a means of classifying items such as sales, stock, etc., in which items are ranked according to their relative importance to the firm. For example, products may be ranked according to their sales value, as in Fig. 1, with sales items plotted cumulatively on the horizontal axis and sales cumulated on the vertical axis to show a Pareto curve. Using this curve it is possible to place items into three classes: A items, often the first 10% of items, which may account for up to 60% of sales value; B items, often the second 30% accounting for perhaps 30% of sales value; and finally C items. Having classified items in this manner it is possible to develop STOCK CONTROL procedures which are appropriate for each class of item.

In retailing, for example, products could be ranked according to their profit margins and the speed at which they sell, for example a high margin, fast-moving product could be ranked A and at the other extreme a low margin, slow-moving product could be ranked C. The rankings can assist management to decide the frequency with which the items will be monitored, for example A items daily, B items weekly and C items monthly.
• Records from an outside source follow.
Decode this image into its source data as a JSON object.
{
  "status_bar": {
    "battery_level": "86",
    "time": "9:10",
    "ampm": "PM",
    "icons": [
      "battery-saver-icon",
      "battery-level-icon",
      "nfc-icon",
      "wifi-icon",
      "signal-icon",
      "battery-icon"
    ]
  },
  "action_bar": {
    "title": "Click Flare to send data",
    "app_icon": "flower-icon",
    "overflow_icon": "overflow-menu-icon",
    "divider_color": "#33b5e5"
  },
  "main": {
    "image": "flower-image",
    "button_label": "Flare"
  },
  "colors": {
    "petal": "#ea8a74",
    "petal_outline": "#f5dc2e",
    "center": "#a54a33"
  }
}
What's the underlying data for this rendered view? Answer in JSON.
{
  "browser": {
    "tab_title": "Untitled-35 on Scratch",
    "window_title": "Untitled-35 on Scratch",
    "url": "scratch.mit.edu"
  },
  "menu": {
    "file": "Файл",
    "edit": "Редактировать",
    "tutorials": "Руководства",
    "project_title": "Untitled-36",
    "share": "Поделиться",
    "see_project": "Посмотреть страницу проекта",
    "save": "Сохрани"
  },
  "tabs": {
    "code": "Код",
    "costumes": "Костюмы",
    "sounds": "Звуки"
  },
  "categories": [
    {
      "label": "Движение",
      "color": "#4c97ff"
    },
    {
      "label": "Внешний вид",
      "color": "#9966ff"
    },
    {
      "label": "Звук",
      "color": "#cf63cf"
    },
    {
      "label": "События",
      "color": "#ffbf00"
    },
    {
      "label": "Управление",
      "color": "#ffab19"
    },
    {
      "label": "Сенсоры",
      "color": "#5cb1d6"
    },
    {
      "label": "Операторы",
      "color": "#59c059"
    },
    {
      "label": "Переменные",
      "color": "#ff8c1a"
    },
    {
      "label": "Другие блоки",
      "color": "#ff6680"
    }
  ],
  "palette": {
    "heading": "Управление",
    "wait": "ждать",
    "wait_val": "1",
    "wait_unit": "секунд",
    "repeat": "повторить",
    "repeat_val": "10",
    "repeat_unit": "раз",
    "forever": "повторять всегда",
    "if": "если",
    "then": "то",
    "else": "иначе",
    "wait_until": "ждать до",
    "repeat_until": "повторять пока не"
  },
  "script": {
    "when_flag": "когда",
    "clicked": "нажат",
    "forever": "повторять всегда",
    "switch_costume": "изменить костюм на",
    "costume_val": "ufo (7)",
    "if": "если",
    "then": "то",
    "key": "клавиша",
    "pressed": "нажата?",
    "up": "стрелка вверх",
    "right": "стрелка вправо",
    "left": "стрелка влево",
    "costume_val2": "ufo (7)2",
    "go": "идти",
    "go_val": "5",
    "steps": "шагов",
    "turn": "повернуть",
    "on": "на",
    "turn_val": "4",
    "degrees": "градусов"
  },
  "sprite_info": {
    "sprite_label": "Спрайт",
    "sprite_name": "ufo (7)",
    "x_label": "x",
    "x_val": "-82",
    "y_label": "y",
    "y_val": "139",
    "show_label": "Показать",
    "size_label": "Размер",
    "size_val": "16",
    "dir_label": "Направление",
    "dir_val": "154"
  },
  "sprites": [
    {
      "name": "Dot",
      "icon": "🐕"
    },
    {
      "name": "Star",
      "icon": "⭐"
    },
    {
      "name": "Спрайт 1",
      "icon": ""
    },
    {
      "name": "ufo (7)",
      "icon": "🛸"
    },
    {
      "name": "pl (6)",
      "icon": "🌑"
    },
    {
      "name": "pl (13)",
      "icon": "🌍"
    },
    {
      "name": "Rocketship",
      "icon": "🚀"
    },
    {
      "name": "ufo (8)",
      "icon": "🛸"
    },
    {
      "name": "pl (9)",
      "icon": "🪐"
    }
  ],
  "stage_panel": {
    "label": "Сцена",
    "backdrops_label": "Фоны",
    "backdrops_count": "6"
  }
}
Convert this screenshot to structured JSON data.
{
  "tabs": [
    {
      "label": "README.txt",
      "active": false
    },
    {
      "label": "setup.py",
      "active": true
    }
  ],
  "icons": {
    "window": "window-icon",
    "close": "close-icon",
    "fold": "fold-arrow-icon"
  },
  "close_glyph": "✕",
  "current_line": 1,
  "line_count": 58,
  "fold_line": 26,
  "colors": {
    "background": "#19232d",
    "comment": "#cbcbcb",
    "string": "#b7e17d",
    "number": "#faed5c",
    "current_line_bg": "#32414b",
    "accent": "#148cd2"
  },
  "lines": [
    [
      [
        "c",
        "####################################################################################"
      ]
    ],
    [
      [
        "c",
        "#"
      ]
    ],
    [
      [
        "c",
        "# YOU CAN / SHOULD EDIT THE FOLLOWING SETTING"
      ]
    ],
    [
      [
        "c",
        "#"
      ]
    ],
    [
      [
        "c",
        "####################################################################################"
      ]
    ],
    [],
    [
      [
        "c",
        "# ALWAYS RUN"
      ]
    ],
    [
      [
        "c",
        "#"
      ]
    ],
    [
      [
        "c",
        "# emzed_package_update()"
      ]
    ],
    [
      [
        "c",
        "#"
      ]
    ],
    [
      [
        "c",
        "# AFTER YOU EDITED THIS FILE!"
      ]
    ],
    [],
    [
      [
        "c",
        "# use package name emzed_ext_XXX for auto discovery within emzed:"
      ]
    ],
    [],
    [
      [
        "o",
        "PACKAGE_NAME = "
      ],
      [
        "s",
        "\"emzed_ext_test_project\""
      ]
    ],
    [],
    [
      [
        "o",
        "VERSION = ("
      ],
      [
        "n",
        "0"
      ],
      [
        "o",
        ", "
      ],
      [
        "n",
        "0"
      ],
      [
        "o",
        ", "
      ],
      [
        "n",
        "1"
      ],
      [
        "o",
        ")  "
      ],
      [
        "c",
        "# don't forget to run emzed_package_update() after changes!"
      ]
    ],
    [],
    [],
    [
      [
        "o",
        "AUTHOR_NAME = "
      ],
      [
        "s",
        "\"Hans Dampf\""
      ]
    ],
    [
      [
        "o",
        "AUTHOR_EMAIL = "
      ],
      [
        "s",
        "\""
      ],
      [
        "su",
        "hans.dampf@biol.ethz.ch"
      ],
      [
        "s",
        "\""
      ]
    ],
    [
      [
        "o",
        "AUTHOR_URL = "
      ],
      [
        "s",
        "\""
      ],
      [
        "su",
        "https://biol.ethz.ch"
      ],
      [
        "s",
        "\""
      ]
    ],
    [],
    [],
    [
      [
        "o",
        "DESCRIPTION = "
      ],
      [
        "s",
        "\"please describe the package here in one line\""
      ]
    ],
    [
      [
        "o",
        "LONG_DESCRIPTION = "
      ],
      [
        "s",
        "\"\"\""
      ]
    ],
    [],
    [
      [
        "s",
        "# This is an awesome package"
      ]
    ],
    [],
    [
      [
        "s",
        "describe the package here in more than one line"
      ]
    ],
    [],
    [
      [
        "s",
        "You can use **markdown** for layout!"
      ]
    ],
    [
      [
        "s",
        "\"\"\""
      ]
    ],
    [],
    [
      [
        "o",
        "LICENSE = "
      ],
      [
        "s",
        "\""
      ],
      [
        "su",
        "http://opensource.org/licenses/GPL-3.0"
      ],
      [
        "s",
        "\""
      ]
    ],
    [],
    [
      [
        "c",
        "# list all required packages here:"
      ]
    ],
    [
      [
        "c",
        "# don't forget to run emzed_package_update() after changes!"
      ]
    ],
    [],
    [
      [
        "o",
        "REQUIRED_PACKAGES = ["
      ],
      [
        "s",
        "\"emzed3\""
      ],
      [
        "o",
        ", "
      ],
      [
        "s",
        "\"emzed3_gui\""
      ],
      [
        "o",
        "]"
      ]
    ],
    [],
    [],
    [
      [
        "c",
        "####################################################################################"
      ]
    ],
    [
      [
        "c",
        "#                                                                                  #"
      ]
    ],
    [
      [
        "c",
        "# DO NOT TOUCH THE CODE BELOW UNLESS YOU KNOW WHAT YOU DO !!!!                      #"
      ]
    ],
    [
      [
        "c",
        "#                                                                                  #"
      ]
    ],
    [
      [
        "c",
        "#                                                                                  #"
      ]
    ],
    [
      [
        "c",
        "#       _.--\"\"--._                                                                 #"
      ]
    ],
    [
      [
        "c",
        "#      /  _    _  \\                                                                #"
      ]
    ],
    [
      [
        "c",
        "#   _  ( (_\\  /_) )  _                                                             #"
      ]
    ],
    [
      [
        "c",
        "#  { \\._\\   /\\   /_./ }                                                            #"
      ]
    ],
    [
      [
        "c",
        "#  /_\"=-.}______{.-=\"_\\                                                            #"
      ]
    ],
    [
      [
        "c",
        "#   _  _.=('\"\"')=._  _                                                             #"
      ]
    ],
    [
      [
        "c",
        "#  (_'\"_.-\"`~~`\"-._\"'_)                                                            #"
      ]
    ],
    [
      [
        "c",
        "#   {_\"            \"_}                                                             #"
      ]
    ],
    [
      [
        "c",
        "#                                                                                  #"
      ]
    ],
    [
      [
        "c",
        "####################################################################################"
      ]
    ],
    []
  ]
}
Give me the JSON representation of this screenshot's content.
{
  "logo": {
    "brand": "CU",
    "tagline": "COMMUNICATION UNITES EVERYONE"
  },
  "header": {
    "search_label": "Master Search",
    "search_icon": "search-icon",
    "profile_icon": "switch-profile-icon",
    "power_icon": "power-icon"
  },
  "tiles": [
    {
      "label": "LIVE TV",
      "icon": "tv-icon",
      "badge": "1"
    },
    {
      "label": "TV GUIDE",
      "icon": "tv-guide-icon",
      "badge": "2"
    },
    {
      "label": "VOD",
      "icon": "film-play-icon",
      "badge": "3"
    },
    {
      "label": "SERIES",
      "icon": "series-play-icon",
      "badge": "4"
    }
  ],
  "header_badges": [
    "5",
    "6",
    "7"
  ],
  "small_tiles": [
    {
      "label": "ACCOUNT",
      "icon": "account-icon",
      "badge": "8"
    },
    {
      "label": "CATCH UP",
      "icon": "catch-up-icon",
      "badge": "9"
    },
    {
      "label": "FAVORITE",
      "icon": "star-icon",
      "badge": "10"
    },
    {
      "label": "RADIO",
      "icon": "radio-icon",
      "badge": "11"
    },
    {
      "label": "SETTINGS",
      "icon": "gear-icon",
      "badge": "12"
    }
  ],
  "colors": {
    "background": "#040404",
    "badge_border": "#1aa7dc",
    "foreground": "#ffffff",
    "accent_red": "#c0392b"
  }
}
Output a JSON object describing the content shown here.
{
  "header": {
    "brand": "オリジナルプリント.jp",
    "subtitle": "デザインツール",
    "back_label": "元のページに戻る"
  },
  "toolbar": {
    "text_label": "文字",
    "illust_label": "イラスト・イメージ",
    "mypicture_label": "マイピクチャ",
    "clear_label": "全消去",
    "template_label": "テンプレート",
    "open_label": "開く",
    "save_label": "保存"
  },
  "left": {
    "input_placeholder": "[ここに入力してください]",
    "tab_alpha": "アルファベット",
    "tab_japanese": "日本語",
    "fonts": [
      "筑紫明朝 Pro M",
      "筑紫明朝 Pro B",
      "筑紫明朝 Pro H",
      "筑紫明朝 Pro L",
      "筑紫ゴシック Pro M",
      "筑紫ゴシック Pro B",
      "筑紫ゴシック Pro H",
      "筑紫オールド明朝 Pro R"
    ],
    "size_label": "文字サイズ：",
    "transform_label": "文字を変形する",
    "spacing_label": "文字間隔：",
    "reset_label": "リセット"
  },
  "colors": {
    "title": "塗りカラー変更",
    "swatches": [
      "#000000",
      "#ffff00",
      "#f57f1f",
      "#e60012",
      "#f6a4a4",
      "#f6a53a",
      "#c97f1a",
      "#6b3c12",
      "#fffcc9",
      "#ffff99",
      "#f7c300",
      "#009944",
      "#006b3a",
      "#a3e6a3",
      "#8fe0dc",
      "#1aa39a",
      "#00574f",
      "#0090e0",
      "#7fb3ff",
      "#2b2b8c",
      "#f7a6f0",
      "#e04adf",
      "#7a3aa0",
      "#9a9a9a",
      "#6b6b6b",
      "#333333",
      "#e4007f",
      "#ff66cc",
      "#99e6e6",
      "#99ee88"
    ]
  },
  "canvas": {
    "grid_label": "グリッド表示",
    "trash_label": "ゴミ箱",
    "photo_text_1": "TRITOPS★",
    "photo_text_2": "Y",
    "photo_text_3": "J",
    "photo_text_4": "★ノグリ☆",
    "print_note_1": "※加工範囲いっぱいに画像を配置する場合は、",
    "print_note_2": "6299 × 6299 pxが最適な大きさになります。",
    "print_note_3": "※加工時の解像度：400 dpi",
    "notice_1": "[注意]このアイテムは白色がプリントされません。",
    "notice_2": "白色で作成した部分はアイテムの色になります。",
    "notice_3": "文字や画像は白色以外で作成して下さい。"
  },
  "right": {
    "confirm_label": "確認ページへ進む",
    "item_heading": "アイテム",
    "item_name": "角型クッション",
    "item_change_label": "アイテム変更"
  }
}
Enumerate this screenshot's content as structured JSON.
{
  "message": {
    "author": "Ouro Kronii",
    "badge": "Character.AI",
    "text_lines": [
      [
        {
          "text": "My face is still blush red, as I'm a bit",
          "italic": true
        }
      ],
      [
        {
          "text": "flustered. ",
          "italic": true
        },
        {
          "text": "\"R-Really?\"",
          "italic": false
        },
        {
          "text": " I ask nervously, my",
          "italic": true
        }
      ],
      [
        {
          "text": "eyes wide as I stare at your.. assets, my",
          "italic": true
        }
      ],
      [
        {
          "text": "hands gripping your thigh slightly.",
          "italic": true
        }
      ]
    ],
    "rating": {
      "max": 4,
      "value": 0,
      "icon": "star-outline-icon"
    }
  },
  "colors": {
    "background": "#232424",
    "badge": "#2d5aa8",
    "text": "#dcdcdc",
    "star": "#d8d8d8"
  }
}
See PARETO DISTRIBUTION.

References in periodicals archive ?
The dashboard provides data on cycle times, current machine status, part counts, alarm description and Pareto analysis, hourly incident reporting, job scheduling and tracking, and machine OEE (Overall Equipment Effectiveness, which is a single percentage number that combines ratings of machine availability, productivity performance, and good/bad part production).
Parik et al [5] used Pareto analysis and value stream mapping to reduce the cycle time and set-up time of their study.
The tools are check sheets, histograms, scatter plots, Ishikawa diagrams, and Pareto analysis.
For the detailed analysis authors choose the Pareto analysis, which belongs to the seven basic tools of quality management system.
The LSS team used a series of tools to do this, including developing a cause and effect diagram (or "fish bone chart") and conducting Pareto analysis, failure modes and effects analysis, and analysis of variance.
ii) Pareto analysis of suggested solutions of QCs in IDMW:
So, having identified the content that is needed to solve your Pareto analysis, you must define a taxonomy and metadata that adequately identify your more detailed components.
To help keep the problem solving manageable, a Pareto analysis was performed (a popular Six Sigma technique) that allowed the spec check team to determine the biggest, thorniest and costliest scrap-related problem.
Pareto Analysis is a formal technique for finding the changes that will give the biggest benefits.
Techniques to assist these groups include brainstorming, fishbone diagrams and Pareto analysis.